Exercise description |
Please repeat the data below exactly, with the pictures removed.

Input records |

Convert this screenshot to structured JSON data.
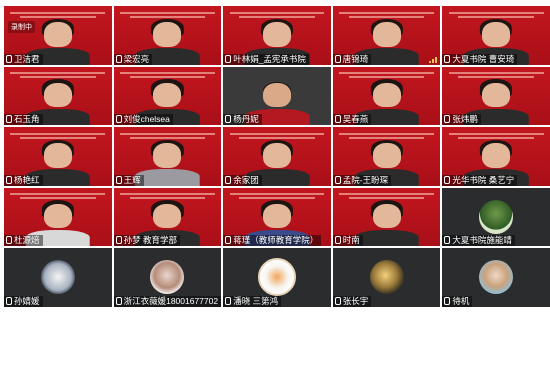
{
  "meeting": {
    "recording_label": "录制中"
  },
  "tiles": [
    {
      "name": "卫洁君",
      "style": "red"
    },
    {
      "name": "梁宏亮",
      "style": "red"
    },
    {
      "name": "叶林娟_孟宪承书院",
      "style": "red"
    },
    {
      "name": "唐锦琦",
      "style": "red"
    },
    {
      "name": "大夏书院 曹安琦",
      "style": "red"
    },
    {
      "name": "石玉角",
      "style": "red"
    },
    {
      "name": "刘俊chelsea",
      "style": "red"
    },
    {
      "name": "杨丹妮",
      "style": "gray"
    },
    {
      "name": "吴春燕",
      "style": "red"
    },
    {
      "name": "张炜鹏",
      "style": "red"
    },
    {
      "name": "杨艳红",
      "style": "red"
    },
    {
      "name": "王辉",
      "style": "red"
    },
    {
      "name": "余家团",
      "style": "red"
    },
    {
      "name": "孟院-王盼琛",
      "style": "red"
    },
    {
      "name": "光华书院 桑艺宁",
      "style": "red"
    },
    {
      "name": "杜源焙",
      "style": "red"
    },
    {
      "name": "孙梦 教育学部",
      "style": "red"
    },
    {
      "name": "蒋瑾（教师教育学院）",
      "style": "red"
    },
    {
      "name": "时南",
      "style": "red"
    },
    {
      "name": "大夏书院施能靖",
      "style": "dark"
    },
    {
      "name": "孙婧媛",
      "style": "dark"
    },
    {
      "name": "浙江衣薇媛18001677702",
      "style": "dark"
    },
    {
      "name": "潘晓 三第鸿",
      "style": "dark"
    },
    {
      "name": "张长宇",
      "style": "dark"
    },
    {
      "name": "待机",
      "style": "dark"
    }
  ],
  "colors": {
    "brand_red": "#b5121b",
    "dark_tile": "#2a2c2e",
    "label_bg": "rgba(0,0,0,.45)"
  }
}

Exercise solution |
Convert this screenshot to structured JSON data.
{
  "meeting": {
    "recording_label": "录制中"
  },
  "tiles": [
    {
      "name": "卫洁君",
      "style": "red"
    },
    {
      "name": "梁宏亮",
      "style": "red"
    },
    {
      "name": "叶林娟_孟宪承书院",
      "style": "red"
    },
    {
      "name": "唐锦琦",
      "style": "red"
    },
    {
      "name": "大夏书院 曹安琦",
      "style": "red"
    },
    {
      "name": "石玉角",
      "style": "red"
    },
    {
      "name": "刘俊chelsea",
      "style": "red"
    },
    {
      "name": "杨丹妮",
      "style": "gray"
    },
    {
      "name": "吴春燕",
      "style": "red"
    },
    {
      "name": "张炜鹏",
      "style": "red"
    },
    {
      "name": "杨艳红",
      "style": "red"
    },
    {
      "name": "王辉",
      "style": "red"
    },
    {
      "name": "余家团",
      "style": "red"
    },
    {
      "name": "孟院-王盼琛",
      "style": "red"
    },
    {
      "name": "光华书院 桑艺宁",
      "style": "red"
    },
    {
      "name": "杜源焙",
      "style": "red"
    },
    {
      "name": "孙梦 教育学部",
      "style": "red"
    },
    {
      "name": "蒋瑾（教师教育学院）",
      "style": "red"
    },
    {
      "name": "时南",
      "style": "red"
    },
    {
      "name": "大夏书院施能靖",
      "style": "dark"
    },
    {
      "name": "孙婧媛",
      "style": "dark"
    },
    {
      "name": "浙江衣薇媛18001677702",
      "style": "dark"
    },
    {
      "name": "潘晓 三第鸿",
      "style": "dark"
    },
    {
      "name": "张长宇",
      "style": "dark"
    },
    {
      "name": "待机",
      "style": "dark"
    }
  ],
  "colors": {
    "brand_red": "#b5121b",
    "dark_tile": "#2a2c2e",
    "label_bg": "rgba(0,0,0,.45)"
  }
}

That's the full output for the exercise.